On Saturday, Ukraine official Twitter account issued direct appeals for cryptocurrency donations in the midst of Russia’s ongoing invasion.
The official account, @Ukraine, had shared three such messages as of press time, though the first two had been deleted. The addresses posted remained consistent – for both bitcoin and ether/USDT – though the wording of the appeals changed with each iteration. It is unclear whether the messages were deleted and reposted on purpose, or if the inclusion of cryptocurrency addresses triggered Twitter controls implemented in the aftermath of the 2020 account hacks.
The donation addresses were also shared by Vice Prime Minister Mykhailo Fedorov’s verified Twitter account and Telegram channel.
The Ukrainian Ministry of Digital Transformation, which Fedorov leads, stated that communications channels of the Ministry of Digital Transformation of Ukraine and Minister Mykhailo Fedorov are secure when reached via a press contact email listed on its website. They have not been hacked, it has been added. This is their official position and the messages they wish to convey.

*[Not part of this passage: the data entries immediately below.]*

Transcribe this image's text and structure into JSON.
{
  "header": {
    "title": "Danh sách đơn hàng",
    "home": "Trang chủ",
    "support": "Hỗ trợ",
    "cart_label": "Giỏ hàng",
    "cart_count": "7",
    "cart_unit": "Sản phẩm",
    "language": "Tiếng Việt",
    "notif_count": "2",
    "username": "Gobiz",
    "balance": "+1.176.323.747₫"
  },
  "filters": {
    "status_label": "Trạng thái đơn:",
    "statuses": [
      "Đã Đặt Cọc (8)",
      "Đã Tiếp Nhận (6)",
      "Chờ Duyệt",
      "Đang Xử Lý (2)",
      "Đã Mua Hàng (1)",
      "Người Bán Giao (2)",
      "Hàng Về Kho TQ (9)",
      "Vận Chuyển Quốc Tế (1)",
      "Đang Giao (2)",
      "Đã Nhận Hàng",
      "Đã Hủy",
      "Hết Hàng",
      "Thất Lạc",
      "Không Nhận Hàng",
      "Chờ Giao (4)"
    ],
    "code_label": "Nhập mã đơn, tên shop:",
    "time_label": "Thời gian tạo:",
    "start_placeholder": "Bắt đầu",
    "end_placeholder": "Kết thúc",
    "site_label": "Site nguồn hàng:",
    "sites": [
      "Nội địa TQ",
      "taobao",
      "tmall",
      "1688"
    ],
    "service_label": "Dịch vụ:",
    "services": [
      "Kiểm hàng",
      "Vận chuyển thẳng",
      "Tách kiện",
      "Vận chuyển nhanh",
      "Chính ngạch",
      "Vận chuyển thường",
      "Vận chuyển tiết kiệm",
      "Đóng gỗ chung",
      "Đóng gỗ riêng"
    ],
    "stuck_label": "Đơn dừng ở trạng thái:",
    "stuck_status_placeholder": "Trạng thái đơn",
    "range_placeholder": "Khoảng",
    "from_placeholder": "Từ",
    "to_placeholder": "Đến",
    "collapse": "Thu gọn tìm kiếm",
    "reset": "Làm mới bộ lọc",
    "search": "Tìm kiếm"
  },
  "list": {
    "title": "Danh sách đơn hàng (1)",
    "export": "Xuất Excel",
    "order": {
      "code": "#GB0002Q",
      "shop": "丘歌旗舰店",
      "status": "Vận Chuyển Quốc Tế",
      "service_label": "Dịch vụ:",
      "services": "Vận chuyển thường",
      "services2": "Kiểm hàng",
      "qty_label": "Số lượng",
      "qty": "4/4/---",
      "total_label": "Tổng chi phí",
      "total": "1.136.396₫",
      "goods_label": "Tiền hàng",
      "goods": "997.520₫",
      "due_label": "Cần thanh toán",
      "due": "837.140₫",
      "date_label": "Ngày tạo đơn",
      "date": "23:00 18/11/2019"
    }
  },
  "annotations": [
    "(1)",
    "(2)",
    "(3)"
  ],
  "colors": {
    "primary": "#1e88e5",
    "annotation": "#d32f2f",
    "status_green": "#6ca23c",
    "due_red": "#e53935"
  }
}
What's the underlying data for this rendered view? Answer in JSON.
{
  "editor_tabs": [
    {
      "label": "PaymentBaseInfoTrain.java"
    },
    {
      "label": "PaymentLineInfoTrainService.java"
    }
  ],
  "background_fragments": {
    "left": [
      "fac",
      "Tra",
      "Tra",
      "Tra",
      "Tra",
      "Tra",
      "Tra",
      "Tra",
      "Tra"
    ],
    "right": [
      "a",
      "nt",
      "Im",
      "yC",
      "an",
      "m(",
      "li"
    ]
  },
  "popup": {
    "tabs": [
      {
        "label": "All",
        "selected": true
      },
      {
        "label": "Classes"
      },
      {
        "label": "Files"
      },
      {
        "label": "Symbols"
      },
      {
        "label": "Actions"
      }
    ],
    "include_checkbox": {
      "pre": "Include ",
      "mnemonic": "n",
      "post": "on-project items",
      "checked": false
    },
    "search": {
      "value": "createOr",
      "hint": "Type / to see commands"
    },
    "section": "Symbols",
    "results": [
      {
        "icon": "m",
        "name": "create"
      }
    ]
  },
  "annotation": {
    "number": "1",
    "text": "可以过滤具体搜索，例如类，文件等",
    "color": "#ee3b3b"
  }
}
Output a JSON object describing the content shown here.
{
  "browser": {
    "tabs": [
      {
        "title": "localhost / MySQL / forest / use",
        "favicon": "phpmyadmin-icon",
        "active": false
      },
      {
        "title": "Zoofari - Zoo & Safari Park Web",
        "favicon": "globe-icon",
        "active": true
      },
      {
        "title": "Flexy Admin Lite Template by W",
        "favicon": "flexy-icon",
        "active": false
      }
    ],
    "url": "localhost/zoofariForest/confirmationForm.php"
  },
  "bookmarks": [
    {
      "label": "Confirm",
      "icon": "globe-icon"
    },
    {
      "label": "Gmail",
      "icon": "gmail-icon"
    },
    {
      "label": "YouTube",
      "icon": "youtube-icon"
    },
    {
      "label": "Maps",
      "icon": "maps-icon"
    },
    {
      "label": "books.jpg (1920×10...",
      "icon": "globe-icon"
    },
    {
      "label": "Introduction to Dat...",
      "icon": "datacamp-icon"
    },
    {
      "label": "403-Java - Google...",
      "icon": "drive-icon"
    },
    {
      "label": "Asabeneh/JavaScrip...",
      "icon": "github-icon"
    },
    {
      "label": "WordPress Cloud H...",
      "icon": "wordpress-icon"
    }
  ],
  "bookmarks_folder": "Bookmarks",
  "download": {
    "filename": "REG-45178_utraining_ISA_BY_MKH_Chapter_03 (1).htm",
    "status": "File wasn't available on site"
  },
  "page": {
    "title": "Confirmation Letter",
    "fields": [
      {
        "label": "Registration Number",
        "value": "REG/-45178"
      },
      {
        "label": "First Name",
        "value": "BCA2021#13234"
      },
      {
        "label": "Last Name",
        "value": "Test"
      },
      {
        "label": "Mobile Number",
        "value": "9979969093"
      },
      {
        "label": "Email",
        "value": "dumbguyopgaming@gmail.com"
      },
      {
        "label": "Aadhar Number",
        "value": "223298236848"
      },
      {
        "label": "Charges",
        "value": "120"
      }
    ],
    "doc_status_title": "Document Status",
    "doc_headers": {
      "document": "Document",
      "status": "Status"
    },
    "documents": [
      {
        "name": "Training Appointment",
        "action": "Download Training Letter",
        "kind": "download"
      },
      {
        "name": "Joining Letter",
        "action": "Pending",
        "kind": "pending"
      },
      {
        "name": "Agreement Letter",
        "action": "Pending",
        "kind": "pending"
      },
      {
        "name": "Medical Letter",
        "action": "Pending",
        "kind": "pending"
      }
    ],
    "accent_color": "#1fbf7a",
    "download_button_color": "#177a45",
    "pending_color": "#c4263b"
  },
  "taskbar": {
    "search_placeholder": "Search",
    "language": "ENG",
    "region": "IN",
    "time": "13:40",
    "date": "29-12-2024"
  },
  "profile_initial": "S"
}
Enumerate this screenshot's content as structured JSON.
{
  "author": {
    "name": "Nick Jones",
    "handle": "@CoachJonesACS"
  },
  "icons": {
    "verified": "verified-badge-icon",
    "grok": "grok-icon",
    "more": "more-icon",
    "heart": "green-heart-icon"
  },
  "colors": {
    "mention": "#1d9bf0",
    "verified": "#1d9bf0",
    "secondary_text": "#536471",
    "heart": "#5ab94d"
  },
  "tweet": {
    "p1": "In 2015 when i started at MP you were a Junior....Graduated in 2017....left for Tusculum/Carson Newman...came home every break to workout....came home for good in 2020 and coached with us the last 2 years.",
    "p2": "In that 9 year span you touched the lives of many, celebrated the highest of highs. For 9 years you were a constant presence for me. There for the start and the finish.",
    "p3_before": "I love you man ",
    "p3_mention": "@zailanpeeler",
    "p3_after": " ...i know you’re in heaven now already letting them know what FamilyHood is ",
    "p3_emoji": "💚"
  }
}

“We are attempting to contribute to Ukraine’s victory and to raise international society’s awareness of what is going on in Ukraine. We will assist you in any way we can “The representative went on.
Olexander Scherba, a Ukrainian diplomat, also shared the Ukrainian account’s donation appeal. According to blockchain data, the BTC address has received a total of 9.78612041 BTC as of press time, with the first transaction occurring on February 24.
Approximately 85 ETH has been sent to the specified address. According to Etherscan data, donations have also been made in the form of USDT, USDC, and several non-fungible tokens.
Nonetheless, the messages have raised questions about their veracity, particularly given that the Russian military conducted cyberattacks during its invasion. Ethereum co-founder Vitalik Buterin was among those urging caution, advising people to avoid sending donations in the absence of additional verification.
Buterin stated that there have been numerous hacks in conjunction with this invasion, and that this could easily be a hack. This information environment is as hostile as it gets, so exercise extreme caution.
Buterin later stated that he would be deleting his message, writing: “I’ve received confirmation from a couple of sources that it’s genuine. For the time being, I’m removing my warning. However, remain vigilant, and always proceed with caution when sending irreversible crypto transactions.”
Justin Sun, the founder of Tron, claimed on Twitter that he spoke with the World Trade Organization’s Ukrainian embassy and that the messages were confirmed by the embassy.
Elliptic, a blockchain analytics firm that has been tracking donations during the Ukrainian invasion, announced on Saturday that $5.1 million in cryptocurrency has been donated in the last few days across nearly 3,000 donations.
When reached for comment on the donations, Elliptic co-founder Tom Robinson told The Block that about $200,000 in bitcoin donations were sent to an exchange in Ukraine. “It’s a little suspicious that the funds are being transferred to an exchange so quickly,” he wrote. “I haven’t been able to verify whether this is a genuine fundraising campaign.”
The posts come as Russian invasion forces approach Kyiv, Ukraine’s capital. According to reports, Ukraine’s president, Volodymyr Zelenskiy, has turned down US offers to evacuate.